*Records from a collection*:
────────
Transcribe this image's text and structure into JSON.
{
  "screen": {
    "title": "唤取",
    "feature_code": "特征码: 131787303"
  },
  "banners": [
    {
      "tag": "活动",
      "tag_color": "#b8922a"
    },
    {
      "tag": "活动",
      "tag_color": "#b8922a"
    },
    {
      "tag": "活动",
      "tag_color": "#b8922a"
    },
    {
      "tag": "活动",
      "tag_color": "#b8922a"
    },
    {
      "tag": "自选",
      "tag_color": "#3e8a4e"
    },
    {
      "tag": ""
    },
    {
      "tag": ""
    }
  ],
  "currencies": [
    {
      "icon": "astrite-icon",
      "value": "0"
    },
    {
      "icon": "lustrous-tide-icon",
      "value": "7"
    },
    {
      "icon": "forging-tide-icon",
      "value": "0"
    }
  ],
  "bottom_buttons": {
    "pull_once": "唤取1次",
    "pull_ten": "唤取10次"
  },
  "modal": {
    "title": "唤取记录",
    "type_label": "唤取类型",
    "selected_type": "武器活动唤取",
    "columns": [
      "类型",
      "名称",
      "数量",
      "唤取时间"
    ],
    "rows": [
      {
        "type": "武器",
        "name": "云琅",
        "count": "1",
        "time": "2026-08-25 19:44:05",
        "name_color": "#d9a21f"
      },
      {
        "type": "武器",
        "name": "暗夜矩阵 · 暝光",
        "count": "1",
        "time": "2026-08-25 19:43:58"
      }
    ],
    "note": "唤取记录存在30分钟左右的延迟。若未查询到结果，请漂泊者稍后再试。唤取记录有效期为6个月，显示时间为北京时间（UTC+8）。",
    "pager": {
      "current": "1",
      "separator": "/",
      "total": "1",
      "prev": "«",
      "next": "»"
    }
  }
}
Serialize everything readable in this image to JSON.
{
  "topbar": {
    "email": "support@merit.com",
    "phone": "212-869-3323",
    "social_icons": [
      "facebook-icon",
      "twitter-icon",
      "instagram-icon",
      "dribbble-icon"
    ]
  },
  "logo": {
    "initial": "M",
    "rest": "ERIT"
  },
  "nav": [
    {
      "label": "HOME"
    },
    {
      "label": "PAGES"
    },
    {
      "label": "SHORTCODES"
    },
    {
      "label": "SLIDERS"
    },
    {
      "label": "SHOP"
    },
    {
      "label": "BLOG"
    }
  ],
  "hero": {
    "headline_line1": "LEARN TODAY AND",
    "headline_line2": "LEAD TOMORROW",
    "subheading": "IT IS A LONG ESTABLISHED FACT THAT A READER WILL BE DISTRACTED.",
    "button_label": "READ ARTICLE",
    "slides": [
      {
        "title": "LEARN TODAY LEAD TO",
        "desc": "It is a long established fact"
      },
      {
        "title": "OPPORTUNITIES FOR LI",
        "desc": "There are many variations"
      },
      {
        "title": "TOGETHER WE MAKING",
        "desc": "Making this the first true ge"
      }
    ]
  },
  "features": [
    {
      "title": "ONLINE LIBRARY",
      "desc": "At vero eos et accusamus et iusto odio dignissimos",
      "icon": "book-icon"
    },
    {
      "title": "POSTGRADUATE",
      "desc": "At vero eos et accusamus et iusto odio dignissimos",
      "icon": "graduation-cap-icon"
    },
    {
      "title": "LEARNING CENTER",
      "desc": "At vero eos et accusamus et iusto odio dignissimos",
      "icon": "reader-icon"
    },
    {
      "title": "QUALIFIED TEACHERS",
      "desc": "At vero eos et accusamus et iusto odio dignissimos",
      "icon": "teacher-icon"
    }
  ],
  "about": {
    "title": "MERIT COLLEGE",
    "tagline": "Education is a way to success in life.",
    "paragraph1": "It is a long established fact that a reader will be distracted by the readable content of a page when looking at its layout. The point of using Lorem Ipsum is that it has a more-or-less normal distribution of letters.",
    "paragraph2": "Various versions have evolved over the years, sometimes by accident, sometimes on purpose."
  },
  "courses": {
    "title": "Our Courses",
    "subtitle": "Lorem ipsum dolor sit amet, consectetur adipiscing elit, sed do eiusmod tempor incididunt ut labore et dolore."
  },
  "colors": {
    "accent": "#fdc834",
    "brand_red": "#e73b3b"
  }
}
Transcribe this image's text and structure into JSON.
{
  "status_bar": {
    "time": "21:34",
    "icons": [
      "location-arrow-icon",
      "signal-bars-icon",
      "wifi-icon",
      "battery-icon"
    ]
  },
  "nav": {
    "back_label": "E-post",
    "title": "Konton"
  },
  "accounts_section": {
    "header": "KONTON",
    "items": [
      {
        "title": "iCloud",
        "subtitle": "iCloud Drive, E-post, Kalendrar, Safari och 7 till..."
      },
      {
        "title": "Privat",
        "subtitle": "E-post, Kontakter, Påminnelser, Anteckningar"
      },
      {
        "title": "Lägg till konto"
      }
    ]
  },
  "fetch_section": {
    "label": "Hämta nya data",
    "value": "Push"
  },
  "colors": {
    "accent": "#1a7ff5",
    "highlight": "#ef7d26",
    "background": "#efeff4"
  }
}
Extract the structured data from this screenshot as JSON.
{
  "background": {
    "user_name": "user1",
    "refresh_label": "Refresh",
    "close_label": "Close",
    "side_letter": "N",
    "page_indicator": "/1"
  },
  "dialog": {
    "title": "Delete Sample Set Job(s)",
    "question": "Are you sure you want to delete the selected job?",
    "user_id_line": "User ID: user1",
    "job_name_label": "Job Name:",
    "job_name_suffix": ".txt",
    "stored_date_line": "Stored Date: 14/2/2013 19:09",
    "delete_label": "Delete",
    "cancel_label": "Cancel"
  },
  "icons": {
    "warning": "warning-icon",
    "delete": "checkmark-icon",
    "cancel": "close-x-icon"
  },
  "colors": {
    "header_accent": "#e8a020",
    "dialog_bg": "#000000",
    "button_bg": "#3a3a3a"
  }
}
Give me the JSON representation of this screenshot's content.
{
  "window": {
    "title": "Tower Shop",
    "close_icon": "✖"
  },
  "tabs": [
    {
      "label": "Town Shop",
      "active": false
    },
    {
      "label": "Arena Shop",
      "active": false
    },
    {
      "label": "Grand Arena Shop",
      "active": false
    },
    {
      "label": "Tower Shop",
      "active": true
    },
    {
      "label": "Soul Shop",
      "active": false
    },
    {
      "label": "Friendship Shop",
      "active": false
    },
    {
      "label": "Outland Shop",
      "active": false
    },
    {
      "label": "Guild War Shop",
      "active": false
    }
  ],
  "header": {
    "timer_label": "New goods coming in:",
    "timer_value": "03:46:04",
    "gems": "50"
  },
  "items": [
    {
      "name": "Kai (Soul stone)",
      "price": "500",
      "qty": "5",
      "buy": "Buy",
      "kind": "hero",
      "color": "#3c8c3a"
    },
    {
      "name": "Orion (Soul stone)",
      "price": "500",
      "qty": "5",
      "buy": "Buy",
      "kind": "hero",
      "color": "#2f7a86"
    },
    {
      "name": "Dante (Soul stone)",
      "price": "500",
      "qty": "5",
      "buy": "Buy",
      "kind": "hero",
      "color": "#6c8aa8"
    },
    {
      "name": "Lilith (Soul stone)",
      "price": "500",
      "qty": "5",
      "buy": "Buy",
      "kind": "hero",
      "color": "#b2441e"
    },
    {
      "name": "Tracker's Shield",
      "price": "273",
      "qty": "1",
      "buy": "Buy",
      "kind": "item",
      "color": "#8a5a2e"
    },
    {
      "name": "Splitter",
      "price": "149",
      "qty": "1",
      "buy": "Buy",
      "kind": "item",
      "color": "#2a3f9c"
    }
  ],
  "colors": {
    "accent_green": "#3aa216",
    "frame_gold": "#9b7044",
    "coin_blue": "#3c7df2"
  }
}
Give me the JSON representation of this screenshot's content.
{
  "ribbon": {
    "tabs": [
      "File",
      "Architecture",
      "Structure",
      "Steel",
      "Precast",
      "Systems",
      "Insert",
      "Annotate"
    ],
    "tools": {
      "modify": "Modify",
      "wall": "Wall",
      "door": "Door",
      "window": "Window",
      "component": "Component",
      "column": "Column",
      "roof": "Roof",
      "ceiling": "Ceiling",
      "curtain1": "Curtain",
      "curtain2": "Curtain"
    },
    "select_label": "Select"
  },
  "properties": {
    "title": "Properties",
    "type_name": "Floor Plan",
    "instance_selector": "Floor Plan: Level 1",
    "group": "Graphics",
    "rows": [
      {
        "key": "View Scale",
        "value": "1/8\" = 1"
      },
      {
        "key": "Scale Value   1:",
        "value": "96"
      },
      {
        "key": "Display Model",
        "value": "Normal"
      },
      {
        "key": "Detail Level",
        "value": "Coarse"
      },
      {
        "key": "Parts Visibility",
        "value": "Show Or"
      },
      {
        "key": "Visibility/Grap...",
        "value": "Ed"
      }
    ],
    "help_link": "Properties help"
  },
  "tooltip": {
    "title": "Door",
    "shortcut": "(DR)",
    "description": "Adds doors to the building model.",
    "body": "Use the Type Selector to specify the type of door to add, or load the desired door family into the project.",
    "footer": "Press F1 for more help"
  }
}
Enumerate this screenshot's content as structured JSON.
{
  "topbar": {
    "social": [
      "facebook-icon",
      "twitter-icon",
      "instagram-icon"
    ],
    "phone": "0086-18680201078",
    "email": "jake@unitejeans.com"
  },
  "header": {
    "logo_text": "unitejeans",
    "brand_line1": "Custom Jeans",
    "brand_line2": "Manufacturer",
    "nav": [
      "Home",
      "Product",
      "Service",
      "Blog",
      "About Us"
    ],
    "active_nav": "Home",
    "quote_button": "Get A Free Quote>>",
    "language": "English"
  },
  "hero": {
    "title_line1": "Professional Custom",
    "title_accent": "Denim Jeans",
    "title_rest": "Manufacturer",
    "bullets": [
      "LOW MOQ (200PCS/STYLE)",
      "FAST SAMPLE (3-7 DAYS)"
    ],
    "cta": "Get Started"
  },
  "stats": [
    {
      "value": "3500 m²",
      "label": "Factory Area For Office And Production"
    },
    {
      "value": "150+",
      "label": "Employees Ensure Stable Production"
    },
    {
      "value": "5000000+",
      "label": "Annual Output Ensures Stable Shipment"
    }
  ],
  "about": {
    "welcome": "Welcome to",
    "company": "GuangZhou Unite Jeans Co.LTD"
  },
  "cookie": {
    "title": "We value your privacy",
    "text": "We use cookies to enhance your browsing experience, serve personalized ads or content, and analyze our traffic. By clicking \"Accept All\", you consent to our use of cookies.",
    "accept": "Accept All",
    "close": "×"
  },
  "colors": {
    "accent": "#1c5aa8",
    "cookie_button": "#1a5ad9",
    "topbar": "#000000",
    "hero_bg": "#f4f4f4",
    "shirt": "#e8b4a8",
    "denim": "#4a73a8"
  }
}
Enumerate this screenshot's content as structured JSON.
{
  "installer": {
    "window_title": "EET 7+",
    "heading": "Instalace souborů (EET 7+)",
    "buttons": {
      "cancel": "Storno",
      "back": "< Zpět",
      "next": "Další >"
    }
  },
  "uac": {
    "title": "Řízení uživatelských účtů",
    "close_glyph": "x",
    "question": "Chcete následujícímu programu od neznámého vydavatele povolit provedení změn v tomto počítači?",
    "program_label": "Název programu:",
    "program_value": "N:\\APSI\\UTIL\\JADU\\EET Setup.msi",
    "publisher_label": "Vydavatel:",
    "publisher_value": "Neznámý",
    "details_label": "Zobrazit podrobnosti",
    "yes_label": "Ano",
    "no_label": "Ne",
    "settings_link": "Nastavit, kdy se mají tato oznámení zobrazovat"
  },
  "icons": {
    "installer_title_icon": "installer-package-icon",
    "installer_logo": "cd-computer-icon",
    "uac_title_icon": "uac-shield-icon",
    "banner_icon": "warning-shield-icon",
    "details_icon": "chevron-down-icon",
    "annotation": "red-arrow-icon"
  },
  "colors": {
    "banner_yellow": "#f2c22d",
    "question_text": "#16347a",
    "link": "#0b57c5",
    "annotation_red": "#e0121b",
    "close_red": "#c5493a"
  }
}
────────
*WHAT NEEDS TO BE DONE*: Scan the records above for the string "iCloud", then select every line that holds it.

*TASK RESULT*:
        "title": "iCloud",
        "subtitle": "iCloud Drive, E-post, Kalendrar, Safari och 7 till..."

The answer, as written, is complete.